◆ **WHAT YOU SHOULD DO**: Look for "University" in each line of the records, and copy the lines that have it.

◆ **Website and app data records**:
•••
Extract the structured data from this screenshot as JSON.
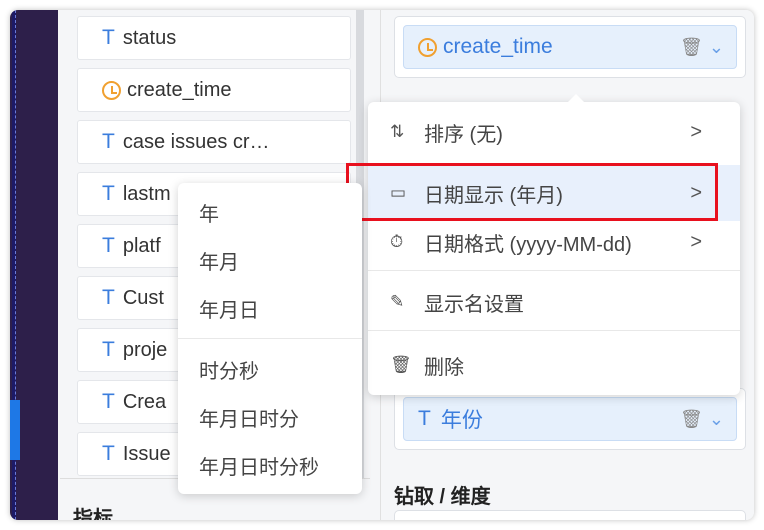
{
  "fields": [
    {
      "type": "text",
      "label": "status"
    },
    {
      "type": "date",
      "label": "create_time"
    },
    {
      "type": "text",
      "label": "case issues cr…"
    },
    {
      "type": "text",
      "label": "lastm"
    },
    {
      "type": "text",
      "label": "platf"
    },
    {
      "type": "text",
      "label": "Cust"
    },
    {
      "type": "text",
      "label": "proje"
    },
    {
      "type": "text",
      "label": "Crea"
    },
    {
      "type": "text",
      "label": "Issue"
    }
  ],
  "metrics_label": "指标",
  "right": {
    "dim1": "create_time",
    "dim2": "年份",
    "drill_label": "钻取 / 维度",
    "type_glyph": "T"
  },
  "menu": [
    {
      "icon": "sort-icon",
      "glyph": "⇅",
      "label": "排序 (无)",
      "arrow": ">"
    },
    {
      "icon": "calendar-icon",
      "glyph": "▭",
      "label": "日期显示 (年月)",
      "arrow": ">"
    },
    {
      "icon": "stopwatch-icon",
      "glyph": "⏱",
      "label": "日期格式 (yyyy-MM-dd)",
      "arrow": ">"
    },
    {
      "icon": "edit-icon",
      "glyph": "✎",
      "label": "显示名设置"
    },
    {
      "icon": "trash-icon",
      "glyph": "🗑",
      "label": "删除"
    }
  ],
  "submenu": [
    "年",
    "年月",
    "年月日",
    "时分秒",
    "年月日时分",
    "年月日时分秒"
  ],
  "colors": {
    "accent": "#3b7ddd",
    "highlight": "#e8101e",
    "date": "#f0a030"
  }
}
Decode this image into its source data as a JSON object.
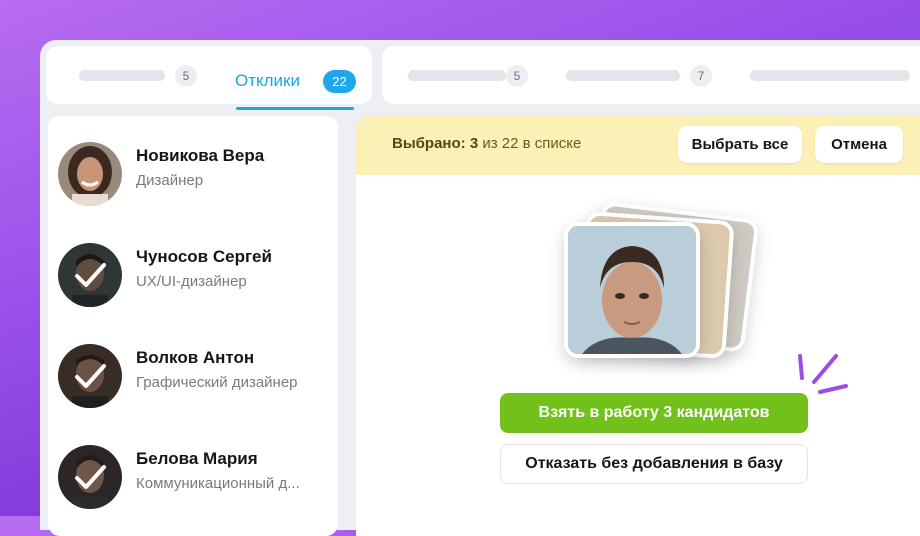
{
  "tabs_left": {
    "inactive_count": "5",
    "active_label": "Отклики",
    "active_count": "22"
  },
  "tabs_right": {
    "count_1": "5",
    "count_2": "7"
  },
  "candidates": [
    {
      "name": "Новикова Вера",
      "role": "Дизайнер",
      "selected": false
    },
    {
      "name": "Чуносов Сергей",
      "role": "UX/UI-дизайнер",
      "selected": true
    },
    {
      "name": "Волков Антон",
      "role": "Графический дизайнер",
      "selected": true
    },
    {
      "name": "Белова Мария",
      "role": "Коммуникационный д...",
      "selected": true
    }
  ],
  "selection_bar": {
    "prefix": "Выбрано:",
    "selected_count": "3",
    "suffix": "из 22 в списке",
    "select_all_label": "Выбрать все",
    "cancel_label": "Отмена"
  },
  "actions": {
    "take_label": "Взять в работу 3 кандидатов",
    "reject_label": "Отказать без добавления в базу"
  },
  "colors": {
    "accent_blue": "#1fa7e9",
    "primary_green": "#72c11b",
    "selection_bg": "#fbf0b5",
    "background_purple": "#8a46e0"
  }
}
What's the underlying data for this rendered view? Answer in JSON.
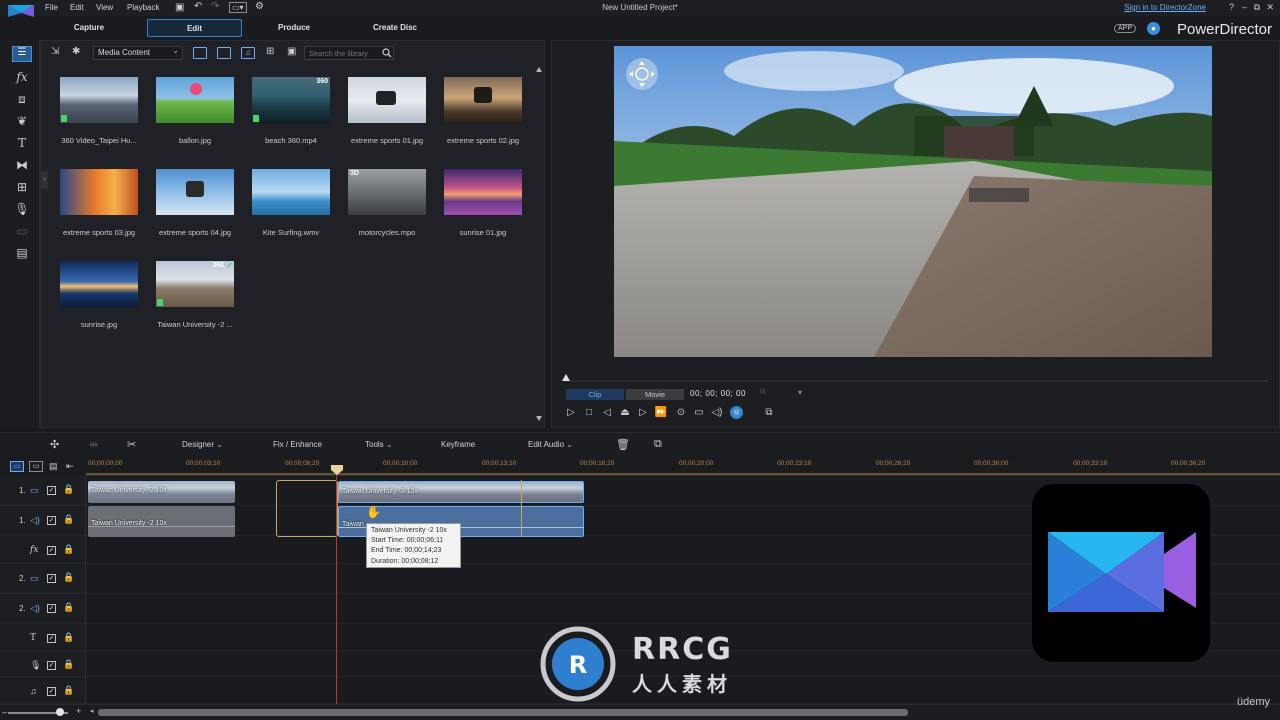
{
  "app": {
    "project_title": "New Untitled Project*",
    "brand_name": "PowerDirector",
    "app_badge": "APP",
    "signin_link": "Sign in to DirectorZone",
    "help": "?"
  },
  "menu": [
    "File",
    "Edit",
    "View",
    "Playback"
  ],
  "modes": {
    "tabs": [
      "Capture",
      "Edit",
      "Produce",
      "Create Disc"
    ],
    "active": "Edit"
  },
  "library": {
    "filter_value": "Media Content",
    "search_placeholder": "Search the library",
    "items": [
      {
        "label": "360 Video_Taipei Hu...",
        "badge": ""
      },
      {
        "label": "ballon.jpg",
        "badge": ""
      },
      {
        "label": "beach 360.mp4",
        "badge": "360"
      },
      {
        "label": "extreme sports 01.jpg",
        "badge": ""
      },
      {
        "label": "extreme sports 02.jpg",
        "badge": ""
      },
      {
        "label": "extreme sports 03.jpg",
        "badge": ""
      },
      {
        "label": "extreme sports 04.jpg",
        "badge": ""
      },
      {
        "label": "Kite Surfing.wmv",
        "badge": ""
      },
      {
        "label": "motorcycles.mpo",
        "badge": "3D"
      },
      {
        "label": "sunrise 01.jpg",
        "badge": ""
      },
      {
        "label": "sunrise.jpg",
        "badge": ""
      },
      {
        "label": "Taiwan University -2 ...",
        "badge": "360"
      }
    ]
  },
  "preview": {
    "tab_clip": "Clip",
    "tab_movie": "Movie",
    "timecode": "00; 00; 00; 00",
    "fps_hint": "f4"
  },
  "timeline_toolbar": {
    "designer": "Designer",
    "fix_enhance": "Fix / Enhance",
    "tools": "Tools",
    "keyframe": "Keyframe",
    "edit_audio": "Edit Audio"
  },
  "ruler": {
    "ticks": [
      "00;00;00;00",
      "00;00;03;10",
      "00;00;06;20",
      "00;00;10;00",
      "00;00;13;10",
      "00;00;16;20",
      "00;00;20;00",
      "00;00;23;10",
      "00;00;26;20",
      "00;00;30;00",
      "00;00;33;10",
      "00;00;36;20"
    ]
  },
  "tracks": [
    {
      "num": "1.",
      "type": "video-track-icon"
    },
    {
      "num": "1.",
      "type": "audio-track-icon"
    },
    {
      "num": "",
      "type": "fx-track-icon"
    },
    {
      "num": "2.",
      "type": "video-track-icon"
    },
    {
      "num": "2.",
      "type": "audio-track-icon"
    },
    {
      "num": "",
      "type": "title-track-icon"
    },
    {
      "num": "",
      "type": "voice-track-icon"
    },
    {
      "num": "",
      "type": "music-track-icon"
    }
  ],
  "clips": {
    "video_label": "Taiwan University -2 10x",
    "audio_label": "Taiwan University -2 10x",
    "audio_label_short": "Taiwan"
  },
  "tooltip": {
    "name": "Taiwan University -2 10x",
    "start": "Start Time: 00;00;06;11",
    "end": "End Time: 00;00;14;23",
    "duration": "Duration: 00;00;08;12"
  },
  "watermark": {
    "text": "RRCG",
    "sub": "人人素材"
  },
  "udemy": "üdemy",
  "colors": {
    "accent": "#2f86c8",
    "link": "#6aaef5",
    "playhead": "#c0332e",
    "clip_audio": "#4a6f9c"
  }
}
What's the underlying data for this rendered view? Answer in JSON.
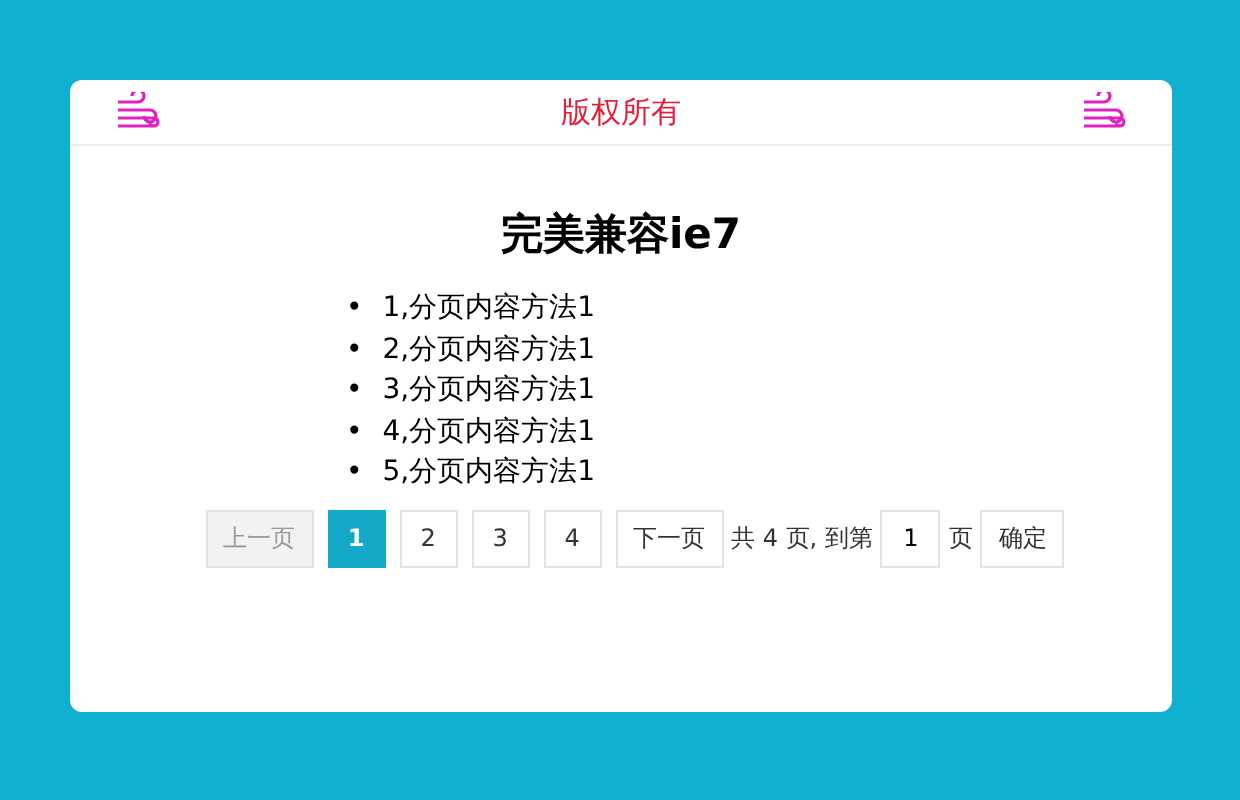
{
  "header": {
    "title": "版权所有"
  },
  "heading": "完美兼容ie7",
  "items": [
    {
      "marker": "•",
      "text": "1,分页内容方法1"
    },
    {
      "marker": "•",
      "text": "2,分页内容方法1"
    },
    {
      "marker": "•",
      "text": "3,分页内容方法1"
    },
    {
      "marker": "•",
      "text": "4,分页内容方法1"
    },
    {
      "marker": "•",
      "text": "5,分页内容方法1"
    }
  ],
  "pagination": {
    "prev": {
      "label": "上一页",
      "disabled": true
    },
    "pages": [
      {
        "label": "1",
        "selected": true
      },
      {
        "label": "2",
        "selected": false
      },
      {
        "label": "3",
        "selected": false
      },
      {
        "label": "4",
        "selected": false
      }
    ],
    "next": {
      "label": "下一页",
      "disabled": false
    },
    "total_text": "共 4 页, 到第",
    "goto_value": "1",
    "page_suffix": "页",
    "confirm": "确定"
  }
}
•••
◆ **RESPONSE BOX**:
        "label": "Taiwan University -2 ...",
    "video_label": "Taiwan University -2 10x",
    "audio_label": "Taiwan University -2 10x",
    "name": "Taiwan University -2 10x",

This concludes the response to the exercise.